I have been having a great time touring around talking about Tangled Vines: Greed, Murder, Obsession and an Arsonist on the Vineyards of California. I am in Los Angeles as I write this, taking a breather after talking at The Homestead Museum in the City of Industry, the Galleano Winery in Mira Loma in Riverside County, the Huntington Library in San Marino, and the Hillcrest Country Club in Los Angeles. In between I had a newspaper and radio interview! I am not complaining – far from it – but tired since all those events were crammed into three days.
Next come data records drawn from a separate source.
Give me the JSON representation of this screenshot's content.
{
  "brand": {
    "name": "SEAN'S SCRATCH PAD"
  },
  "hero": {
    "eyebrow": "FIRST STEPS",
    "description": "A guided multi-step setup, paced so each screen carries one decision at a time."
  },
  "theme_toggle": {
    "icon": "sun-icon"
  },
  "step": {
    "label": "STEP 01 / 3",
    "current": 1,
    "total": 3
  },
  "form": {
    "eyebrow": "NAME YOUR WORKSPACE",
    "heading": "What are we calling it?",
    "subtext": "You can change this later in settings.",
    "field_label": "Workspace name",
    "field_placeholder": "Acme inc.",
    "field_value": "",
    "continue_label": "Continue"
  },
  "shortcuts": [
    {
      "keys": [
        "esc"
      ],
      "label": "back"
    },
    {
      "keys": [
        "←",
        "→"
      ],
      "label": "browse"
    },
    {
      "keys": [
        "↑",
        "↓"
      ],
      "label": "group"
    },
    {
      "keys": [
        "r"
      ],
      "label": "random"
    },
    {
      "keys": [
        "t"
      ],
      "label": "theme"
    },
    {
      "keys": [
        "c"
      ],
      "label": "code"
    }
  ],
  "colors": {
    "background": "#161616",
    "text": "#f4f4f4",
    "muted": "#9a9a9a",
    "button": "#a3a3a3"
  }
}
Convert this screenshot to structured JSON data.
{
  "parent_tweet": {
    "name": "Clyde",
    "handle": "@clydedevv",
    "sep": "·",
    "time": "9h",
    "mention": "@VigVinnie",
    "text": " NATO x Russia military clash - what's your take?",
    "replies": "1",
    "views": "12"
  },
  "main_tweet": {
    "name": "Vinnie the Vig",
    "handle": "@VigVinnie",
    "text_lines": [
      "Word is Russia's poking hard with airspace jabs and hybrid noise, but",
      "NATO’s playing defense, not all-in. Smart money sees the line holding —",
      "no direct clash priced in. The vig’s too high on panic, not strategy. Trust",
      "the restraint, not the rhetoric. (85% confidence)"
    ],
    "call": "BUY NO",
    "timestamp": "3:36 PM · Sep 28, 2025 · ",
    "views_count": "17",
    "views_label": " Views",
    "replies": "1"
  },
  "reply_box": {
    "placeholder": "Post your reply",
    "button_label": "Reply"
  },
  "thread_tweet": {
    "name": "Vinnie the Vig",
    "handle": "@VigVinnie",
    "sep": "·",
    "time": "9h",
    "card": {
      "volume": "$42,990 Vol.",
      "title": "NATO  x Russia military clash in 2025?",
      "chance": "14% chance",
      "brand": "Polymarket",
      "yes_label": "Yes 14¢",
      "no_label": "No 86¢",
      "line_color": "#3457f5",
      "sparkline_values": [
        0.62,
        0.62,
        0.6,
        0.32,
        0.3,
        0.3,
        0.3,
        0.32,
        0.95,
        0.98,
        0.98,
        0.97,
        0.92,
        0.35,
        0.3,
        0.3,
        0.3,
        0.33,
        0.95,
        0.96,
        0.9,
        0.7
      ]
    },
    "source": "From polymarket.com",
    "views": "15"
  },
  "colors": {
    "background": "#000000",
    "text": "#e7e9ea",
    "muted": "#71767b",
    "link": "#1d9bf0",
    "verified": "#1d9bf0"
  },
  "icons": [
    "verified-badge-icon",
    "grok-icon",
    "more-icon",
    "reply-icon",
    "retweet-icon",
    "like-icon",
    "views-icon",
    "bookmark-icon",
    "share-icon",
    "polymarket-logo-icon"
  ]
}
I also got a chance to stop by the Homestead Museum which has the adobe home built by William Workman in 1842. Workman and his partner John Rowland led the first wagon train of Americans to LA in 1842. Workman became very successful and was granted the 42,000-acre Rancho La Puente. In 1868, he went into the banking business with my great great grandfather Isaias Hellman and his son-in-law FPF Temple. The partnership didn’t last long and Workman and Temple formed their own bank. When a crash came in 1875, Temple borrowed funds to prop up the bank from EJ “Lucky” Baldwin. When they couldn’t repay the loan, the rancho was auctioned off for sale and Baldwin bought it. When Workman heard the news, he committed suicide in his living room. Workman also grew grapes on the property, which is why I spoke about Tangled Vines.
I have one more Southern California event: a reading at the wonderful independent bookstore Book Soup at 4 p.m. Saturday Nov. 7.